A substantial number of states have very large unpaid pension obligations, sometimes amounting to more than ten thousand dollars per capita. Most are “blue” states with entrenched Democratic control. My home state of Illinois is second on the list.
These states face an enduring dilemma. Citizens and businesses are willing to pay for current public services, not past mistakes. Who wants to shoulder taxes for past services, particularly when the costs include inflated compensation to public sector unions? Raising taxes to pay these debts will drive people and businesses out of state. Note that this is not a problem that can be easily solved through redistribution with high taxes on the rich and businesses. Such taxes provide incentives for anyone taxed for past services to leave.
Federalism accentuates this dilemma. It creates competition among states and unpaid pension obligations are a dead weight in the race, undermining a state’s attractiveness vis-a-vis other states. A recent article in the Wall Street Journal shows how Utah, relatively unburdened by pension obligations, has been gaining new residents and thus increasing economic growth. Unfunded pensions make it very hard for states like Connecticut and Illinois to do the same. They face a dismal spiral. Their financial plight drives away citizens and the loss of people makes it ever harder for them to solve their financial plight.
Such states have only two plausible solutions. First, a state can modify past public employee pensions. But these pensions are often guaranteed by states’ constitutions, like that in Illinois. And public employee unions are politically powerful in these states, posing an obstacle to reform. Indeed, the power of these unions is the reason that they have large unfunded pension obligations in the first place.
Second, a state could enact reforms to create such excellent conditions for economic growth that the state would remain very attractive to people and businesses, even given the additional taxes to pay for the past mistakes in governance. But many blue states with unfunded obligations tend to have relatively low economic growth rates. They are not business friendly.

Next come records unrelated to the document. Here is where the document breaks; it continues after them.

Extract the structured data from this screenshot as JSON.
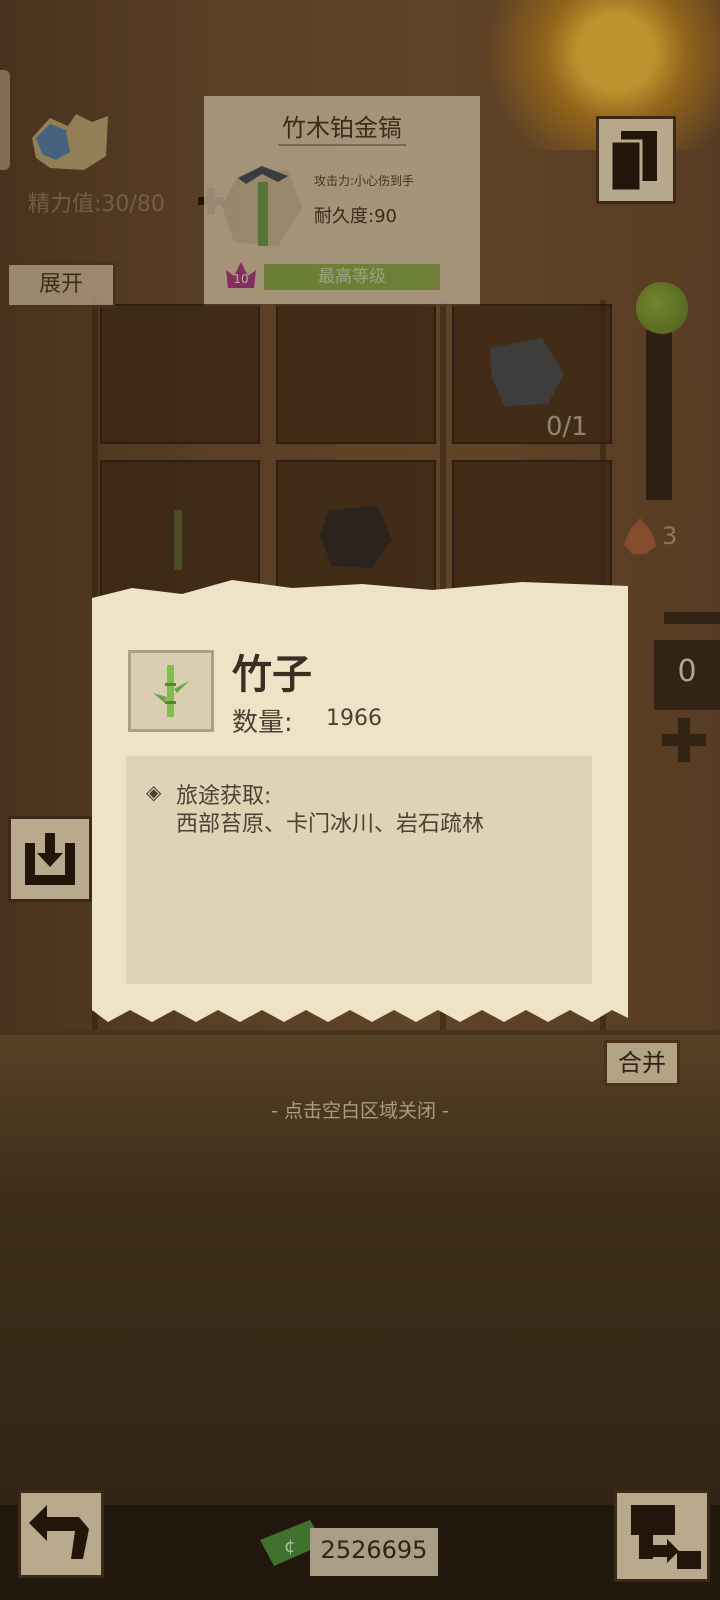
{
  "energy": {
    "label": "精力值:30/80"
  },
  "sidebar": {
    "expand_label": "展开"
  },
  "tool_card": {
    "name": "竹木铂金镐",
    "attack": "攻击力:小心伤到手",
    "durability": "耐久度:90",
    "level": "10",
    "max_level": "最高等级"
  },
  "inventory": {
    "slot_progress": "0/1",
    "fire_count": "3"
  },
  "quantity": {
    "value": "0"
  },
  "popup": {
    "title": "竹子",
    "quantity_label": "数量:",
    "quantity_value": "1966",
    "source_label": "旅途获取:",
    "source_places": "西部苔原、卡门冰川、岩石疏林"
  },
  "merge_label": "合并",
  "close_hint": "- 点击空白区域关闭 -",
  "currency": {
    "amount": "2526695"
  },
  "colors": {
    "paper": "#efe3c7",
    "wood": "#6e4d2d",
    "accent_green": "#8ab44a",
    "crown": "#b4338a"
  },
  "icons": [
    "energy-icon",
    "plus-icon",
    "pickaxe-icon",
    "crown-icon",
    "cards-icon",
    "rock-icon",
    "fire-icon",
    "bamboo-icon",
    "import-icon",
    "back-icon",
    "money-icon",
    "shop-icon"
  ]
}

My own state of Illinois is an excellent example of the difficulty of pursuing either solution. The new governor, J.B. Pritzker, gave an inaugural address in which he did not even mention the state’s pension problems. While he did vow to increase economic growth, he has offered no concrete plans that would do so. Many of his plans, like raising the minimum wage, are likely to harm growth. And the legislature, led by a Speaker of the Assembly who has been in office for three decades, defeated most of the efforts of the previous Republican governor to adopt pro-growth policies. Thus, those of us who are stuck here by virtue of jobs or family obligations have no reason to be hopeful about its future political economy.